Data records for software interfaces ▸

++++++++++++++++++++

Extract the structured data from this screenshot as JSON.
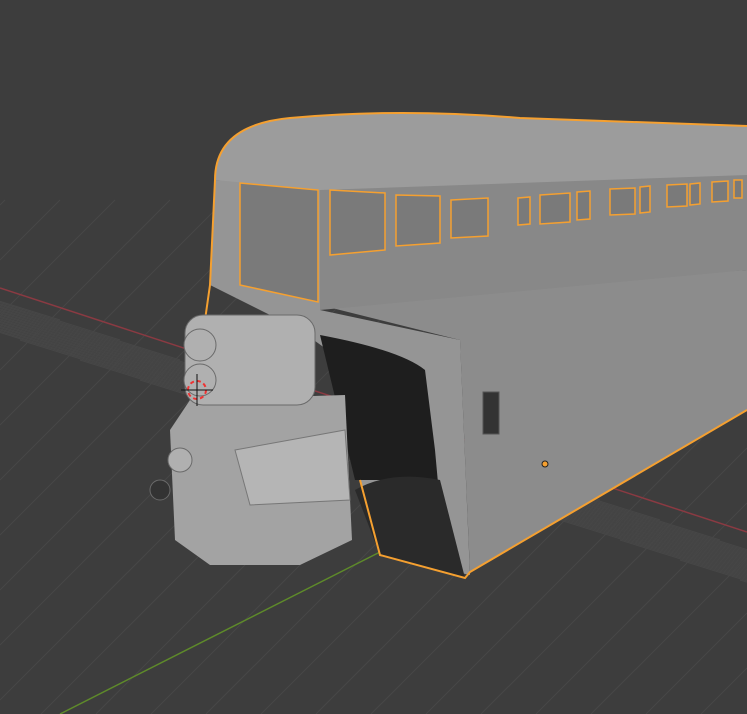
{
  "viewport": {
    "mode": "3d-viewport",
    "selected_object": "bus-body",
    "colors": {
      "background": "#3d3d3d",
      "grid": "#474747",
      "x_axis": "#8a3a42",
      "y_axis": "#5e8a2a",
      "selection_outline": "#f5a030",
      "body": "#8f8f8f",
      "body_dark": "#6e6e6e",
      "engine": "#a9a9a9",
      "wheel_well": "#1e1e1e"
    },
    "icons": [
      "3d-cursor-icon",
      "object-origin-icon"
    ]
  }
}
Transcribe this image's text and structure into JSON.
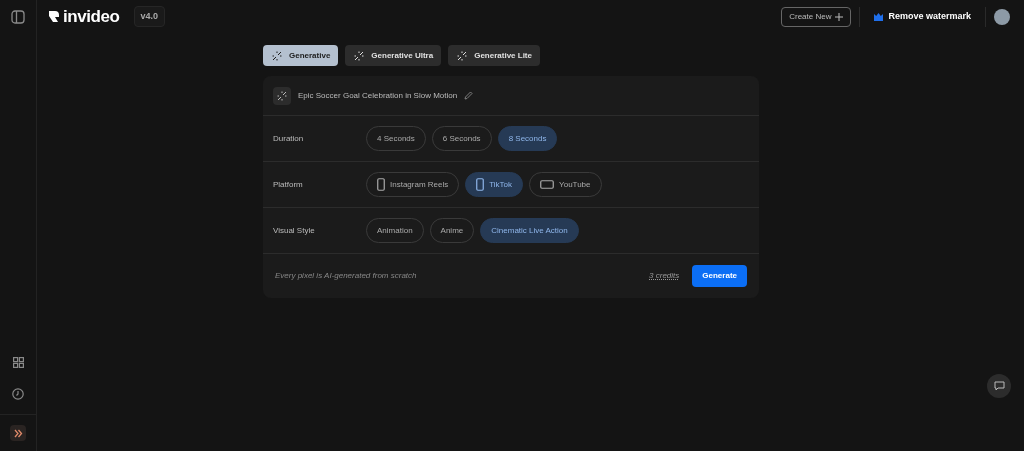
{
  "header": {
    "logo": "invideo",
    "version": "v4.0",
    "create_button": "Create New",
    "watermark_button": "Remove watermark"
  },
  "modes": [
    {
      "label": "Generative",
      "selected": true
    },
    {
      "label": "Generative Ultra",
      "selected": false
    },
    {
      "label": "Generative Lite",
      "selected": false
    }
  ],
  "prompt": "Epic Soccer Goal Celebration in Slow Motion",
  "settings": [
    {
      "label": "Duration",
      "options": [
        {
          "label": "4 Seconds",
          "selected": false,
          "kind": "plain"
        },
        {
          "label": "6 Seconds",
          "selected": false,
          "kind": "plain"
        },
        {
          "label": "8 Seconds",
          "selected": true,
          "kind": "plain"
        }
      ]
    },
    {
      "label": "Platform",
      "options": [
        {
          "label": "Instagram Reels",
          "selected": false,
          "kind": "portrait"
        },
        {
          "label": "TikTok",
          "selected": true,
          "kind": "portrait"
        },
        {
          "label": "YouTube",
          "selected": false,
          "kind": "landscape"
        }
      ]
    },
    {
      "label": "Visual Style",
      "options": [
        {
          "label": "Animation",
          "selected": false,
          "kind": "plain"
        },
        {
          "label": "Anime",
          "selected": false,
          "kind": "plain"
        },
        {
          "label": "Cinematic Live Action",
          "selected": true,
          "kind": "plain"
        }
      ]
    }
  ],
  "footer": {
    "note": "Every pixel is AI-generated from scratch",
    "credits": "3 credits",
    "generate_button": "Generate"
  }
}
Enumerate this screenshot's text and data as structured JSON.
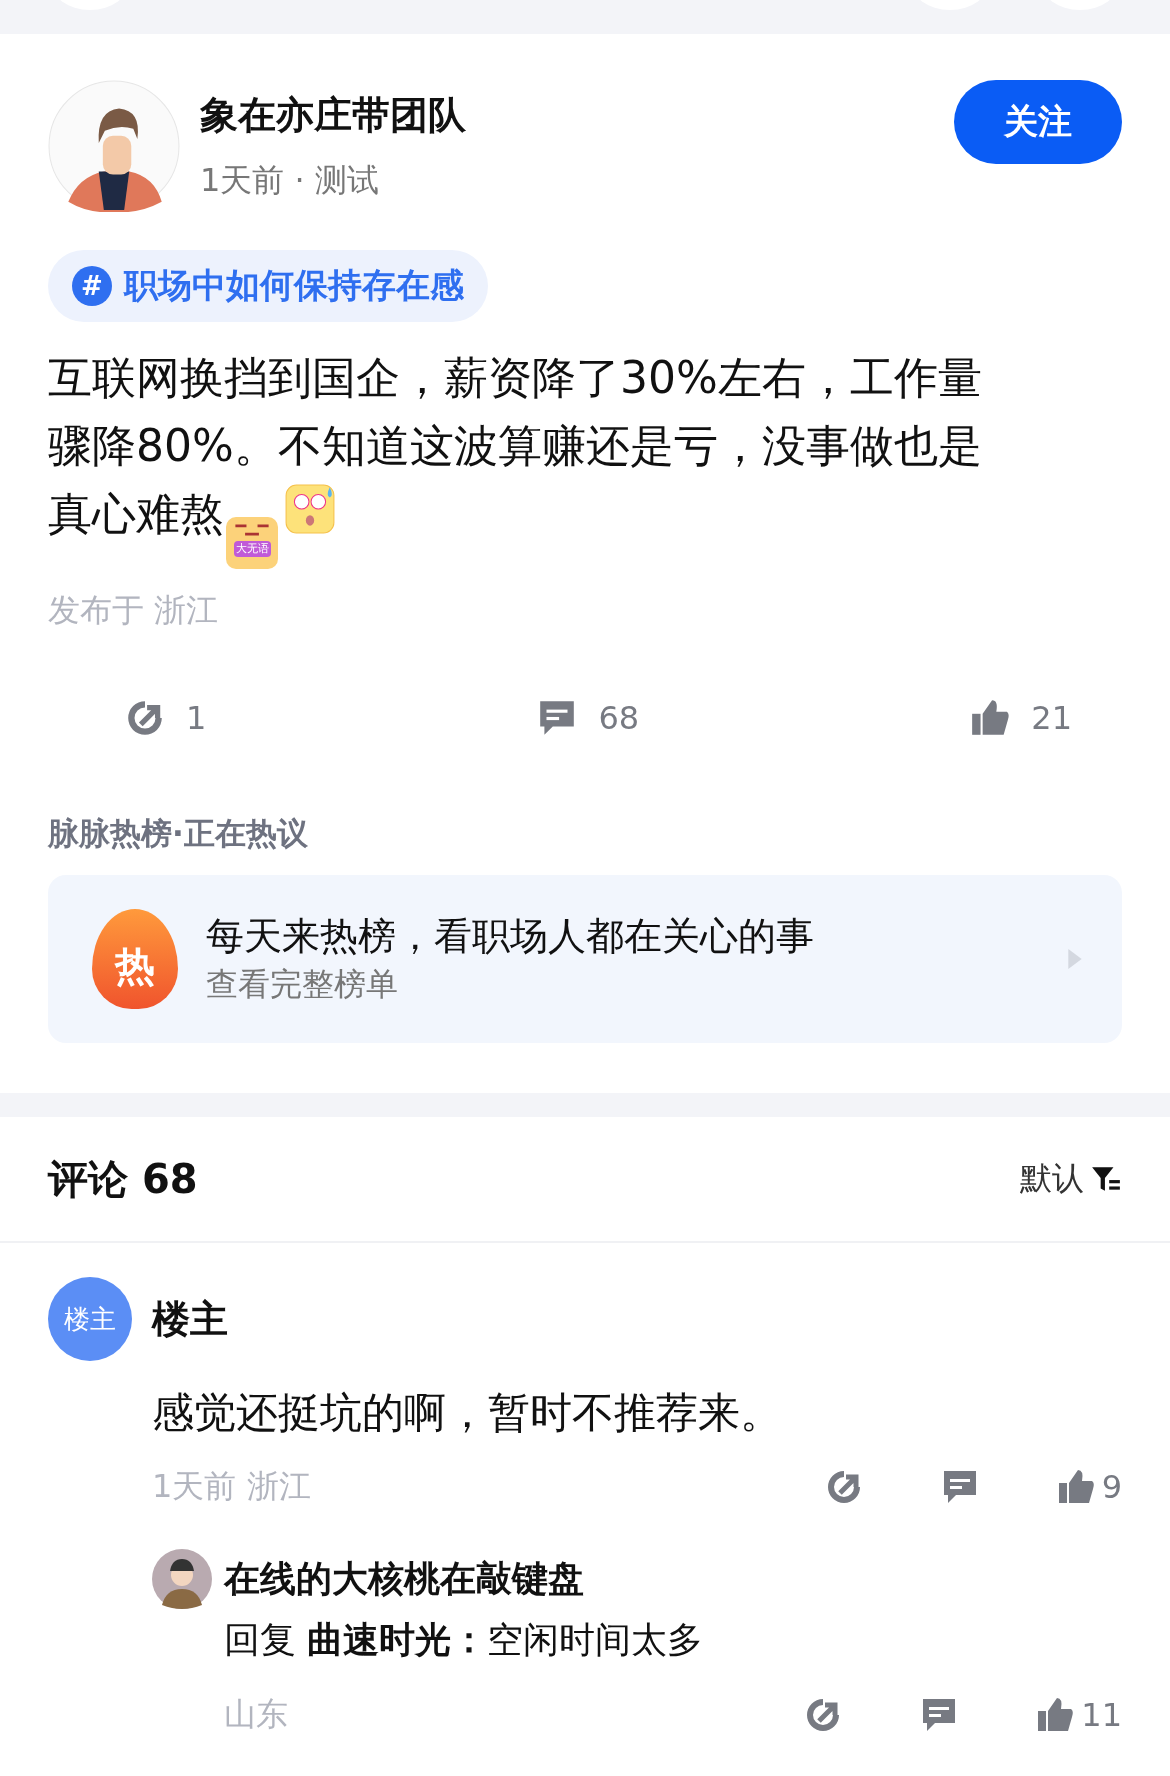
{
  "author": {
    "name": "象在亦庄带团队",
    "meta": "1天前 · 测试",
    "follow_label": "关注"
  },
  "topic": {
    "icon": "#",
    "label": "职场中如何保持存在感"
  },
  "post": {
    "text": "互联网换挡到国企，薪资降了30%左右，工作量骤降80%。不知道这波算赚还是亏，没事做也是真心难熬",
    "sticker_label": "大无语",
    "location": "发布于 浙江"
  },
  "actions": [
    {
      "kind": "share",
      "count": "1"
    },
    {
      "kind": "comment",
      "count": "68"
    },
    {
      "kind": "like",
      "count": "21"
    }
  ],
  "hot": {
    "section_title": "脉脉热榜·正在热议",
    "badge": "热",
    "title": "每天来热榜，看职场人都在关心的事",
    "subtitle": "查看完整榜单"
  },
  "comments_header": {
    "title": "评论 68",
    "sort_label": "默认"
  },
  "comments": [
    {
      "avatar_text": "楼主",
      "name": "楼主",
      "text": "感觉还挺坑的啊，暂时不推荐来。",
      "meta": "1天前  浙江",
      "actions": [
        {
          "kind": "share"
        },
        {
          "kind": "comment"
        },
        {
          "kind": "like",
          "count": "9"
        }
      ]
    }
  ],
  "replies": [
    {
      "name": "在线的大核桃在敲键盘",
      "reply_prefix": "回复",
      "reply_to": "曲速时光：",
      "text": "空闲时间太多",
      "meta": "山东",
      "actions": [
        {
          "kind": "share"
        },
        {
          "kind": "comment"
        },
        {
          "kind": "like",
          "count": "11"
        }
      ]
    }
  ]
}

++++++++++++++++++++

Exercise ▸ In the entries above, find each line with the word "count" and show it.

Worked solution ▸
      "count": "1"
      "count": "68"
      "count": "21"
          "count": "9"
          "count": "11"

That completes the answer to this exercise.